The next night I can tell she is anxious again. “The war news isn’t good,” she says as soon as I pick up the phone.
“The war news?” I say, unsure for a minute if she’s talking about the terrorist attacks or has reverted to World War II. It sounds like she’s been listening to a Fireside Chat.
“Well,” I reply, “at least we might be able to hear good music again.”
Mother has become the vocalist for the facility. From what I gather, a pianist comes in and plays piano, and Mother sits on the stage with him and leads the singing. She has not forgotten one word of any World War II song, and her years with the Sunshine Singers in Alabama have sharpened her memories of songs like “Stardust.” She sang with that group at places like the one she is in now. My sister, my mother, and I used to do Andrew Sisters arrangements of songs like “Don’t Sit Under the Apple Tree.” We sounded just like the records we heard on the radio.

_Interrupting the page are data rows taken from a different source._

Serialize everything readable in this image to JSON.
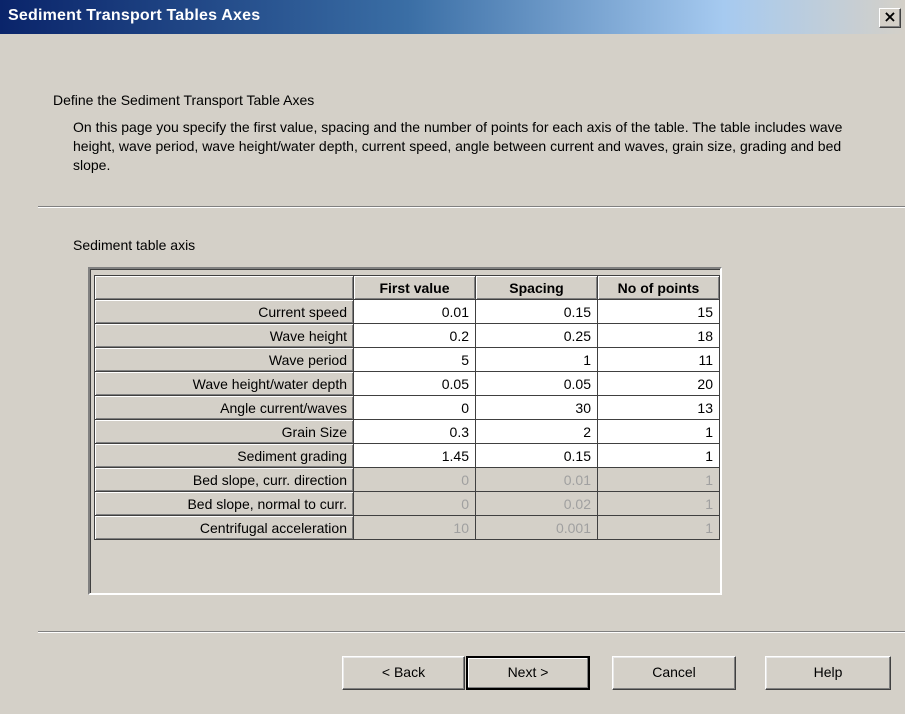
{
  "window": {
    "title": "Sediment Transport Tables Axes",
    "close_glyph": "×"
  },
  "page": {
    "heading": "Define the Sediment Transport Table Axes",
    "description": "On this page you specify the first value, spacing and the number of points for each axis of the table. The table includes wave height, wave period, wave height/water depth, current speed, angle between current and waves, grain size, grading and  bed slope.",
    "table_label": "Sediment table axis"
  },
  "table": {
    "columns": [
      "",
      "First value",
      "Spacing",
      "No of points"
    ],
    "rows": [
      {
        "label": "Current speed",
        "first": "0.01",
        "spacing": "0.15",
        "points": "15",
        "enabled": true
      },
      {
        "label": "Wave height",
        "first": "0.2",
        "spacing": "0.25",
        "points": "18",
        "enabled": true
      },
      {
        "label": "Wave period",
        "first": "5",
        "spacing": "1",
        "points": "11",
        "enabled": true
      },
      {
        "label": "Wave height/water depth",
        "first": "0.05",
        "spacing": "0.05",
        "points": "20",
        "enabled": true
      },
      {
        "label": "Angle current/waves",
        "first": "0",
        "spacing": "30",
        "points": "13",
        "enabled": true
      },
      {
        "label": "Grain Size",
        "first": "0.3",
        "spacing": "2",
        "points": "1",
        "enabled": true
      },
      {
        "label": "Sediment grading",
        "first": "1.45",
        "spacing": "0.15",
        "points": "1",
        "enabled": true
      },
      {
        "label": "Bed slope, curr. direction",
        "first": "0",
        "spacing": "0.01",
        "points": "1",
        "enabled": false
      },
      {
        "label": "Bed slope, normal to curr.",
        "first": "0",
        "spacing": "0.02",
        "points": "1",
        "enabled": false
      },
      {
        "label": "Centrifugal acceleration",
        "first": "10",
        "spacing": "0.001",
        "points": "1",
        "enabled": false
      }
    ]
  },
  "buttons": {
    "back": "< Back",
    "next": "Next >",
    "cancel": "Cancel",
    "help": "Help"
  },
  "colors": {
    "dialog_bg": "#d4d0c8",
    "titlebar_start": "#0a246a",
    "titlebar_end": "#a6caf0",
    "disabled_text": "#a0a0a0"
  }
}
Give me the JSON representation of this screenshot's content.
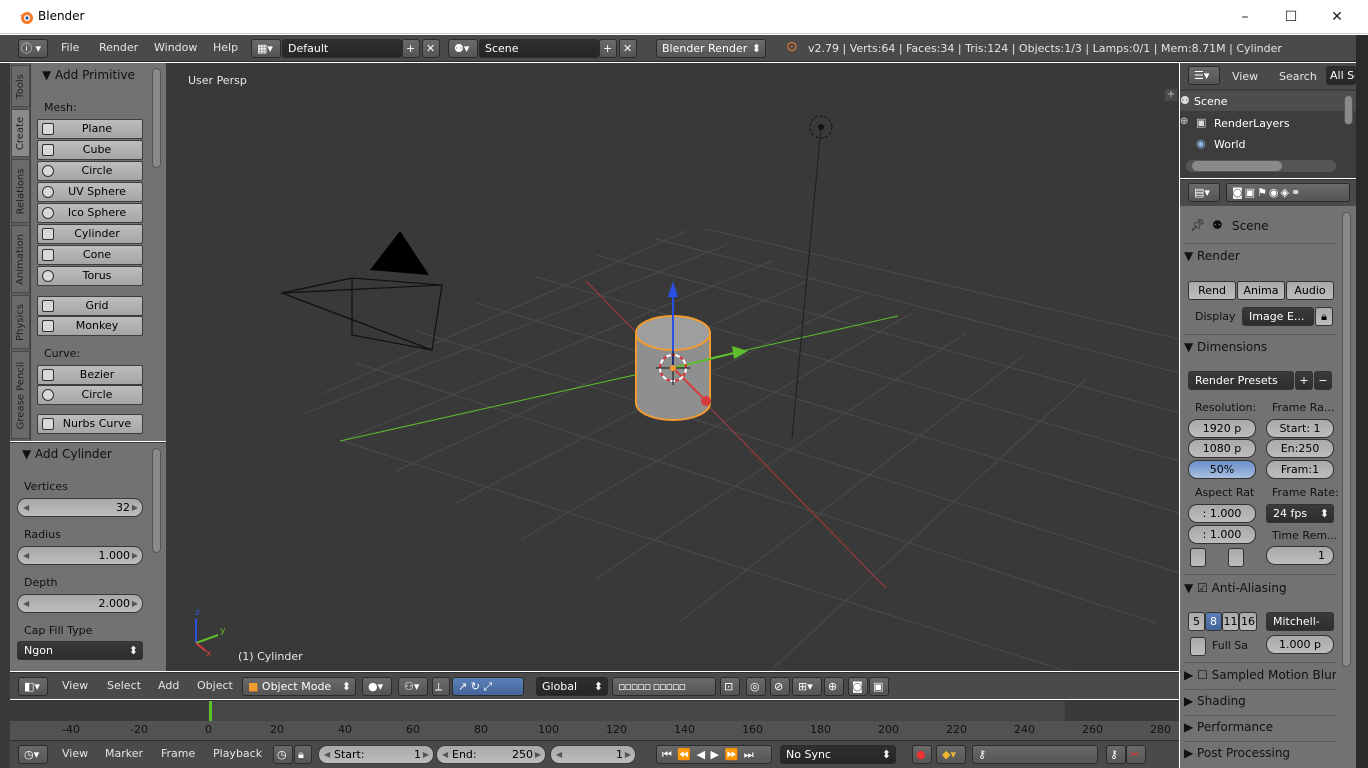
{
  "window": {
    "title": "Blender",
    "controls": {
      "minimize": "–",
      "maximize": "☐",
      "close": "✕"
    }
  },
  "info_header": {
    "menus": [
      "File",
      "Render",
      "Window",
      "Help"
    ],
    "layout": "Default",
    "scene": "Scene",
    "engine": "Blender Render",
    "stats": "v2.79 | Verts:64 | Faces:34 | Tris:124 | Objects:1/3 | Lamps:0/1 | Mem:8.71M | Cylinder"
  },
  "tool_tabs": [
    "Tools",
    "Create",
    "Relations",
    "Animation",
    "Physics",
    "Grease Pencil"
  ],
  "tool_shelf": {
    "panel_title": "▼ Add Primitive",
    "mesh_label": "Mesh:",
    "mesh_items": [
      "Plane",
      "Cube",
      "Circle",
      "UV Sphere",
      "Ico Sphere",
      "Cylinder",
      "Cone",
      "Torus"
    ],
    "mesh_extra": [
      "Grid",
      "Monkey"
    ],
    "curve_label": "Curve:",
    "curve_items": [
      "Bezier",
      "Circle"
    ],
    "curve_extra": [
      "Nurbs Curve"
    ]
  },
  "operator_panel": {
    "title": "▼ Add Cylinder",
    "vertices_label": "Vertices",
    "vertices_value": "32",
    "radius_label": "Radius",
    "radius_value": "1.000",
    "depth_label": "Depth",
    "depth_value": "2.000",
    "cap_label": "Cap Fill Type",
    "cap_value": "Ngon"
  },
  "viewport": {
    "view_name": "User Persp",
    "object_name": "(1) Cylinder",
    "axis_x": "x",
    "axis_y": "y",
    "axis_z": "z"
  },
  "view3d_header": {
    "menus": [
      "View",
      "Select",
      "Add",
      "Object"
    ],
    "mode": "Object Mode",
    "orientation": "Global"
  },
  "timeline": {
    "ruler": [
      "-40",
      "-20",
      "0",
      "20",
      "40",
      "60",
      "80",
      "100",
      "120",
      "140",
      "160",
      "180",
      "200",
      "220",
      "240",
      "260",
      "280"
    ],
    "menus": [
      "View",
      "Marker",
      "Frame",
      "Playback"
    ],
    "start_label": "Start:",
    "start_value": "1",
    "end_label": "End:",
    "end_value": "250",
    "current_frame": "1",
    "sync": "No Sync"
  },
  "outliner": {
    "menus": [
      "View",
      "Search"
    ],
    "filter": "All Sc",
    "items": [
      "Scene",
      "RenderLayers",
      "World"
    ]
  },
  "properties": {
    "context": "Scene",
    "render_panel": "▼ Render",
    "render_buttons": [
      "Rend",
      "Anima",
      "Audio"
    ],
    "display_label": "Display",
    "display_value": "Image E...",
    "dimensions_panel": "▼ Dimensions",
    "render_presets": "Render Presets",
    "resolution_label": "Resolution:",
    "frame_range_label": "Frame Ra...",
    "res_x": "1920 p",
    "res_y": "1080 p",
    "res_pct": "50%",
    "frame_start": "Start: 1",
    "frame_end": "En:250",
    "frame_step": "Fram:1",
    "aspect_label": "Aspect Rat",
    "frame_rate_label": "Frame Rate:",
    "aspect_x": ": 1.000",
    "aspect_y": ": 1.000",
    "fps": "24 fps",
    "time_remap_label": "Time Rem...",
    "time_remap_value": "1",
    "aa_panel": "Anti-Aliasing",
    "aa_samples": [
      "5",
      "8",
      "11",
      "16"
    ],
    "aa_filter": "Mitchell-",
    "full_sample": "Full Sa",
    "filter_size": "1.000 p",
    "sampled_motion": "Sampled Motion Blur",
    "shading": "▶ Shading",
    "performance": "▶ Performance",
    "post_processing": "▶ Post Processing"
  },
  "colors": {
    "blender_grey": "#727272",
    "viewport_bg": "#393939",
    "header_bg": "#4a4a4a",
    "selection_orange": "#f29b2f",
    "x_axis": "#d63b3b",
    "y_axis": "#5dbf2a",
    "z_axis": "#2b4fe0"
  }
}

Sometimes now I sing her a song, or I start one of the old ones, like “(Up a) Lazy River,” and she chimes in, her voice strong, her harmony true.

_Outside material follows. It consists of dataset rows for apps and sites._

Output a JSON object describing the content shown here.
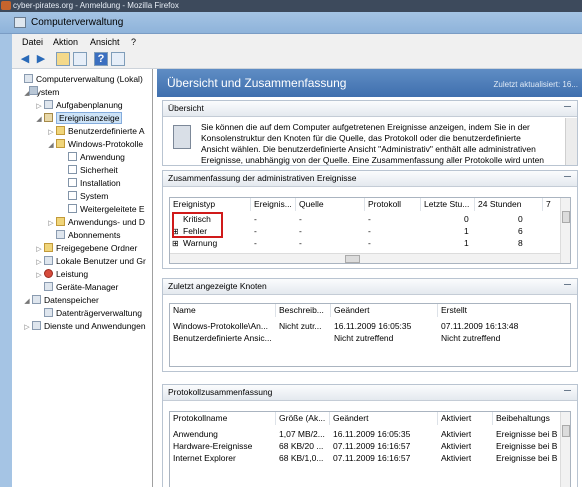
{
  "browser_title": "cyber-pirates.org - Anmeldung - Mozilla Firefox",
  "window": {
    "title": "Computerverwaltung"
  },
  "menu": [
    "Datei",
    "Aktion",
    "Ansicht",
    "?"
  ],
  "toolbar_icons": [
    "back-arrow-icon",
    "forward-arrow-icon",
    "up-folder-icon",
    "show-hide-tree-icon",
    "help-icon",
    "properties-icon"
  ],
  "tree": [
    {
      "label": "Computerverwaltung (Lokal)"
    },
    {
      "label": "System"
    },
    {
      "label": "Aufgabenplanung"
    },
    {
      "label": "Ereignisanzeige"
    },
    {
      "label": "Benutzerdefinierte A"
    },
    {
      "label": "Windows-Protokolle"
    },
    {
      "label": "Anwendung"
    },
    {
      "label": "Sicherheit"
    },
    {
      "label": "Installation"
    },
    {
      "label": "System"
    },
    {
      "label": "Weitergeleitete E"
    },
    {
      "label": "Anwendungs- und D"
    },
    {
      "label": "Abonnements"
    },
    {
      "label": "Freigegebene Ordner"
    },
    {
      "label": "Lokale Benutzer und Gr"
    },
    {
      "label": "Leistung"
    },
    {
      "label": "Geräte-Manager"
    },
    {
      "label": "Datenspeicher"
    },
    {
      "label": "Datenträgerverwaltung"
    },
    {
      "label": "Dienste und Anwendungen"
    }
  ],
  "main": {
    "title": "Übersicht und Zusammenfassung",
    "updated": "Zuletzt aktualisiert: 16...",
    "overview": {
      "header": "Übersicht",
      "lines": [
        "Sie können die auf dem Computer aufgetretenen Ereignisse anzeigen, indem Sie in der",
        "Konsolenstruktur den Knoten für die Quelle, das Protokoll oder die benutzerdefinierte",
        "Ansicht wählen. Die benutzerdefinierte Ansicht \"Administrativ\" enthält alle administrativen",
        "Ereignisse, unabhängig von der Quelle. Eine Zusammenfassung aller Protokolle wird unten"
      ]
    },
    "admin_summary": {
      "header": "Zusammenfassung der administrativen Ereignisse",
      "columns": [
        "Ereignistyp",
        "Ereignis...",
        "Quelle",
        "Protokoll",
        "Letzte Stu...",
        "24 Stunden",
        "7"
      ],
      "rows": [
        [
          "Kritisch",
          "-",
          "-",
          "-",
          "0",
          "0"
        ],
        [
          "Fehler",
          "-",
          "-",
          "-",
          "1",
          "6"
        ],
        [
          "Warnung",
          "-",
          "-",
          "-",
          "1",
          "8"
        ]
      ]
    },
    "recent_nodes": {
      "header": "Zuletzt angezeigte Knoten",
      "columns": [
        "Name",
        "Beschreib...",
        "Geändert",
        "Erstellt"
      ],
      "rows": [
        [
          "Windows-Protokolle\\An...",
          "Nicht zutr...",
          "16.11.2009 16:05:35",
          "07.11.2009 16:13:48"
        ],
        [
          "Benutzerdefinierte Ansic...",
          "",
          "Nicht zutreffend",
          "Nicht zutreffend"
        ]
      ]
    },
    "log_summary": {
      "header": "Protokollzusammenfassung",
      "columns": [
        "Protokollname",
        "Größe (Ak...",
        "Geändert",
        "Aktiviert",
        "Beibehaltungs"
      ],
      "rows": [
        [
          "Anwendung",
          "1,07 MB/2...",
          "16.11.2009 16:05:35",
          "Aktiviert",
          "Ereignisse bei B"
        ],
        [
          "Hardware-Ereignisse",
          "68 KB/20 ...",
          "07.11.2009 16:16:57",
          "Aktiviert",
          "Ereignisse bei B"
        ],
        [
          "Internet Explorer",
          "68 KB/1,0...",
          "07.11.2009 16:16:57",
          "Aktiviert",
          "Ereignisse bei B"
        ]
      ]
    }
  }
}
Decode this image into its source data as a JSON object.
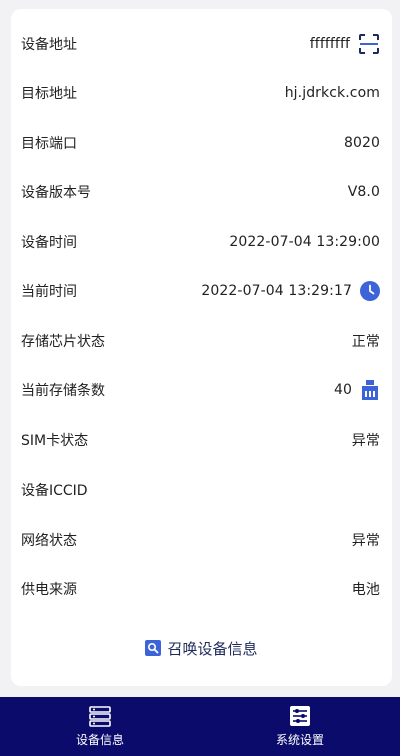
{
  "rows": [
    {
      "label": "设备地址",
      "value": "ffffffff",
      "icon": "scan-icon"
    },
    {
      "label": "目标地址",
      "value": "hj.jdrkck.com"
    },
    {
      "label": "目标端口",
      "value": "8020"
    },
    {
      "label": "设备版本号",
      "value": "V8.0"
    },
    {
      "label": "设备时间",
      "value": "2022-07-04 13:29:00"
    },
    {
      "label": "当前时间",
      "value": "2022-07-04 13:29:17",
      "icon": "clock-icon"
    },
    {
      "label": "存储芯片状态",
      "value": "正常"
    },
    {
      "label": "当前存储条数",
      "value": "40",
      "icon": "storage-chip-icon"
    },
    {
      "label": "SIM卡状态",
      "value": "异常"
    },
    {
      "label": "设备ICCID",
      "value": ""
    },
    {
      "label": "网络状态",
      "value": "异常"
    },
    {
      "label": "供电来源",
      "value": "电池"
    }
  ],
  "summon_button": {
    "label": "召唤设备信息",
    "icon": "search-icon"
  },
  "tabs": [
    {
      "label": "设备信息",
      "icon": "server-icon"
    },
    {
      "label": "系统设置",
      "icon": "sliders-icon"
    }
  ],
  "colors": {
    "accent": "#3d63d9",
    "tabbar": "#0b0b6b",
    "background": "#f2f2f4"
  }
}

My mother married my father at the age of 16, just before he left to join the Army, and I was born a year later. With no husband to help her, she moved in with my father’s family. Lots of couples were marrying young in those days; the war had accelerated love affairs. Still, when I think of her being married at 16 and a mother at 17 I can only marvel at her courage. She didn’t finish high school until I was gone from home. She returned to get her GED, and even started a year or two of university, studying family psychology. For a while we were under her microscope. When we matched the course material she pounced on us; when we didn’t, she tried, like all newcomers to psychology, to make us conform.
During this period she took a job driving developmentally disabled adults to school in northern Mississippi. Everyday she would start on her route with several Elvis Presley tapes. She believed the music gave her riders something to focus on.
“Oh, it was awful bad,” she said one time about her work. Country people kept the disabled adults in closets or attics, and no one believed that going to the special school the state had set up in Tupelo could possibly be any help. Their lives, before Mother’s taxi service and the school, were isolated and pitiful. Many could not support themselves; they had no autonomy, no independent lives, no lives at all, really. Country people were scared of any “mental” condition. I heard of one man who had been housed with the dogs. This was probably not the worst.
It was a learning experience for Mother. She had to overcome her own fear, but the driving drew on her strong point—she had been driving since she was 13, and knew she was good at it. She let her riders pick out the tapes they wanted to hear. She did it for years until my father’s job moved them to an even smaller rural community. But no songs will bring back her car now.
My phone rings. “I’m just reporting in,” she says. “Just wanted everybody to know I’m all right, and I’m still going for a hundred.”
“That’s good,” I say and give the phone a big smile. “What’s the plan?”
“Well,” she says, “I guess I’ll stay here in Dallas, Texas, for awhile. Texas is a big place. I don’t think I’ll get another car.” This is one of the lies we participate in: that she is still in charge, still calls the shots.
“Well, I’m sorry to hear that. You were always a good driver.”
“I was a good driver,” she says. “They say that wreck was my fault, but I don’t believe it. I was with Jean Bates, and I bet she’d stand up for me.”
“Well, that was a year ago. Maybe it’s time you give up on driving. Dallas would be an awful place to drive, I think.”
She says maybe I’m right, but I can hear in her voice that she is not resigned. She would get back behind the wheel in a minute if she could.